Motley’s Law

Review by Mathilde Dumazet

Directed by

Nicole Nielsen Horanyi

Starring

Kimberley Motley

Anticipation.

A female director filming the only female lawyer in Afghanistan? A documentary in the spirit of the times.

Enjoyment.

You can’t really enjoy it. But wow, very inspirational!

In Retrospect.

No moral to the story, but many lessons to be learnt.

This sensitive profile of a female lawyer working in Afghanistan is a real superhero movie.

Who said that James Bond-like spies and evil-conquering superheroes don’t belong in documentaries? Kimberley Motley doesn’t have a license to kill, she has a license to litigate. In Afghanistan. She doesn’t have superpowers but she’s definitely a member of the Justice League. She is an American woman, wife and mother. No need to explain further why documentary filmmaker Nicole Nielsen Horanyi thought that Motley would make a good subject.

Regular Taliban attacks during the filming make this a valuable document. It also captures Motley’s daily acts of defiance. Motley’s Law simply follows the daily routine of this astonishing woman. The moments of direct interaction with the camera are rare, but Horanyi finds other ways to make her talk. Whether it’s by filming the interviews Motley gives to magazines or by witnessing when she argues in court, we always get the feeling that we’re right at the heart of the issues at hand. This non-fiction story tackles several subjects, from the experience of being a female lawyer facing an informal kind of justice system in which Sharia laws are just as important as laws established by the government, to the American presence in Afghanistan and gun control in the United States.

All these issues are beautifully connected through the powerful imagery: wide shots of Kabul and its inhabitants are enough to give us an overview of the political situation. Playing over these scenes is the track ‘6 Foot 7 Foot’ by Lil Wayne, preparing us to follow Motley “on holiday” in the US to see her husband and children. The transitions between the two countries are violent for both Motley and the viewer. We flip from from fireworks to firebombs.

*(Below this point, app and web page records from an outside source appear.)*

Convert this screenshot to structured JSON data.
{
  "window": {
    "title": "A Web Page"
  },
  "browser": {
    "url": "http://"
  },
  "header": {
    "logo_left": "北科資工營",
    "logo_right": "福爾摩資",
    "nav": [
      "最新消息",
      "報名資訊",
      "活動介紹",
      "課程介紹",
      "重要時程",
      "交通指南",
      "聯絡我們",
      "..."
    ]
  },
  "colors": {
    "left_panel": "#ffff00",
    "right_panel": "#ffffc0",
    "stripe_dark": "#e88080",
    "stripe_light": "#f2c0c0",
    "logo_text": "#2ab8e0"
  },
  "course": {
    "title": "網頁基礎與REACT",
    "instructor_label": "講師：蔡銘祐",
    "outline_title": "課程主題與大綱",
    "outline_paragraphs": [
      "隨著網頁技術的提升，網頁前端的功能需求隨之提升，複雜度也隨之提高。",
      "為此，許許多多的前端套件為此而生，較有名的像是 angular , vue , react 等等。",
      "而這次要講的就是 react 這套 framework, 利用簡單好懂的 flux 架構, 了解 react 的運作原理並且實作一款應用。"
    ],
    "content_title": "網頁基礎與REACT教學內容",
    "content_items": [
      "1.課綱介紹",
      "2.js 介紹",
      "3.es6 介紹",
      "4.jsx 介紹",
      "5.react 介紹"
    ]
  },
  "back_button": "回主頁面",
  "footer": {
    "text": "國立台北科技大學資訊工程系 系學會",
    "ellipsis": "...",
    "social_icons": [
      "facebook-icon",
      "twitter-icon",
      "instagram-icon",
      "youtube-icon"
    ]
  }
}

Extracts of speeches by Barack Obama are inserted at strategic moments, often showing the gap between what we read the news and grim reality in the field.

What’s most interesting is that the film doesn’t paint an idealistic picture of human rights lawyers, it simply is an inspirational journey. From the beginning we learn that Motley first came to Afghanistan for money – she doesn’t only argue women rights cases because, “it doesn’t pay the bills”. But Horanyi manages to show her foolproof humanity and pragmatism towards the danger of the situation at any time. And that is worthy of superhero status.

Published 30 Mar 2016

Anticipation.

A female director filming the only female lawyer in Afghanistan? A documentary in the spirit of the times.

Enjoyment.

You can’t really enjoy it. But wow, very inspirational!

In Retrospect.

No moral to the story, but many lessons to be learnt.

Related Reviews

3 1⁄2 Minutes, Ten Bullets

By Simran Hans

Moving social commentary is undermined by director Marc Silver’s storytelling insufficiencies.

review

Can films change the world?

By Sophie Monks Kaufman

It’s possible for a movie to have a positive impact on society and the individual.

The Look of Silence

By Sophie Monks Kaufman

Joshua Oppenheimer’s bloodcurdling and brilliant follow-up to his doc smash, The Act of Killing.

review LWLies Recommends

What are you looking for?

Little White Lies Logo

About Little White Lies

Little White Lies was established in 2005 as a bi-monthly print magazine committed to championing great movies and the talented people who make them. Combining cutting-edge design, illustration and journalism, we’ve been described as being “at the vanguard of the independent publishing movement.” Our reviews feature a unique tripartite ranking system that captures the different aspects of the movie-going experience. We believe in Truth & Movies.

Editorial

Design